Sunday, February 8, 2015

Knee Pain? Join the Club!

Knee pain is by far the most common issue I see in my sports medicine practice.  In children and adolescents, pain may be the result of acute trauma or repetitive overuse.  And sometimes, it’s both.  An athlete may be nursing a chronic injury that becomes more severe due to a traumatic event.  Now the athlete has worsening pain, swelling, instability, and stiffness.  That’s usually when they come in to see me.

There are several causes for knee pain in young athletes.  We’ll start with the most common—patellofemoral pain syndrome.  “Patella” is another word for kneecap.  This condition results from inflammation and irritation of the back of the patella as it moves over the front of the knee joint.  If the alignment of the patella is off just a little due to muscle weakness, inflexibility, and to variations in knee anatomy, it will become painful with running, jumping, an
d climbing activities.

The patella tendon in the front of the knee, which connects the patella to the tibia (shinbone), can also get irritated.  This results in patella tendonitis and difficulty with running and jumping.  If the growth plate where the patella tendon attaches to the bone gets pulled on too much, it can cause a common condition known as Osgood-Schlatter disease.  Undoubtedly, someone on your team has suffered from this condition.  Maybe even you or your child!

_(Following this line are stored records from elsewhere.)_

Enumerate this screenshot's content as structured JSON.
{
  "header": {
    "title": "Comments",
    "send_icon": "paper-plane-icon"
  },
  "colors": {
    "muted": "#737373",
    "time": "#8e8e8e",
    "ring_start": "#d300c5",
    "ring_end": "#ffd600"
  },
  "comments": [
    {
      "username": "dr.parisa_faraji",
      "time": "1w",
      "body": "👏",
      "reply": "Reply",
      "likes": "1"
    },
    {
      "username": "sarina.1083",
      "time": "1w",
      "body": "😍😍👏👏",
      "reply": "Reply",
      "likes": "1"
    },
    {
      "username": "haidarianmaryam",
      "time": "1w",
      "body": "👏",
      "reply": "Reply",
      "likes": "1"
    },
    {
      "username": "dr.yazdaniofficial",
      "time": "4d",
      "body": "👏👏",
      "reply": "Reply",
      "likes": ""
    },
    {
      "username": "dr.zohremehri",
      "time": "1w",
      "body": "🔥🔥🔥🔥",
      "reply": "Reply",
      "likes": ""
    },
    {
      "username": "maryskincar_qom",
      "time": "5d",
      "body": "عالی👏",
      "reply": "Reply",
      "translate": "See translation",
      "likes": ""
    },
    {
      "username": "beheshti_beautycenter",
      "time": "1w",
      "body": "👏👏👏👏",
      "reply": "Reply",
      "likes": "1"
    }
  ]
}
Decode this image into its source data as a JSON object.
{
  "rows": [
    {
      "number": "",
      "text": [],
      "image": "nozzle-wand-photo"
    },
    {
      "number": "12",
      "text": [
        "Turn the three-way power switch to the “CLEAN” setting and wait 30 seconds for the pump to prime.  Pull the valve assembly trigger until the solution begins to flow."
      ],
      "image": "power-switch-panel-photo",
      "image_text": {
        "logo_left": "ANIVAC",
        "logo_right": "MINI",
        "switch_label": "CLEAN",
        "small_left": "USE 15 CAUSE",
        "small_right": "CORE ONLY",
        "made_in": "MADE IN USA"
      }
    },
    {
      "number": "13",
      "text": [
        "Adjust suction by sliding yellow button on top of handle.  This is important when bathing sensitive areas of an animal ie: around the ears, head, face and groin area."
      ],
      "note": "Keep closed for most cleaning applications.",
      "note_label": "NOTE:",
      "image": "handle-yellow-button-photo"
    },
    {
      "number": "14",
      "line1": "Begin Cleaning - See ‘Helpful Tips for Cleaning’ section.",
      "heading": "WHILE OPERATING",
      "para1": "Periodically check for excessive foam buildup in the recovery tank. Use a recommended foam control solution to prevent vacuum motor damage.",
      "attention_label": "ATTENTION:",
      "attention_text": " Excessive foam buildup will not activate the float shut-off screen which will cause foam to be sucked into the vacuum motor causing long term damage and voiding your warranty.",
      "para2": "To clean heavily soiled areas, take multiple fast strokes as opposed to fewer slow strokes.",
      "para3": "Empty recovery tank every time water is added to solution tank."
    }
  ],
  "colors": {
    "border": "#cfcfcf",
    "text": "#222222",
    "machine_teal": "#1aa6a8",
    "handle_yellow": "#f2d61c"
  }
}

The knee also has several ligaments that can be sprained or torn.  We’ve talked about ACL tears before, so today we’ll mention another very commonly injured structure—the medial collateral ligament, or MCL.  This ligament lives on the inside part of the knee and usually gets sprained when an athlete is hit on the outside of the knee.  This forces the knee inward and stretches the ligament.  Thankfully, most MCL sprains can be treated without surgery.

Kneecaps can also be injured traumatically, resulting in a dislocation or partial dislocation.  This can occur from a collision or a forceful twist of the knee during a noncontact cut on the field.  The patella will actually move off of the front of the knee to the outside.  It usually causes a pop, and is sometimes followed by another pop if the patella moves back to its normal position.

All of these injuries and conditions are common in sports and cause difficulty with playing and practicing.  Most of the time, they resolve with rest and rehabilitation exercises.  However, any injuries that causes a visible deformity or causes an athlete to be unable to put weight on the leg should trigger a trip to the doctor.  Most other situations will improve within 2-3 days with rest, ice, and elevation.  If the problem persists longer than that, pay your friendly sports medicine physician a visit.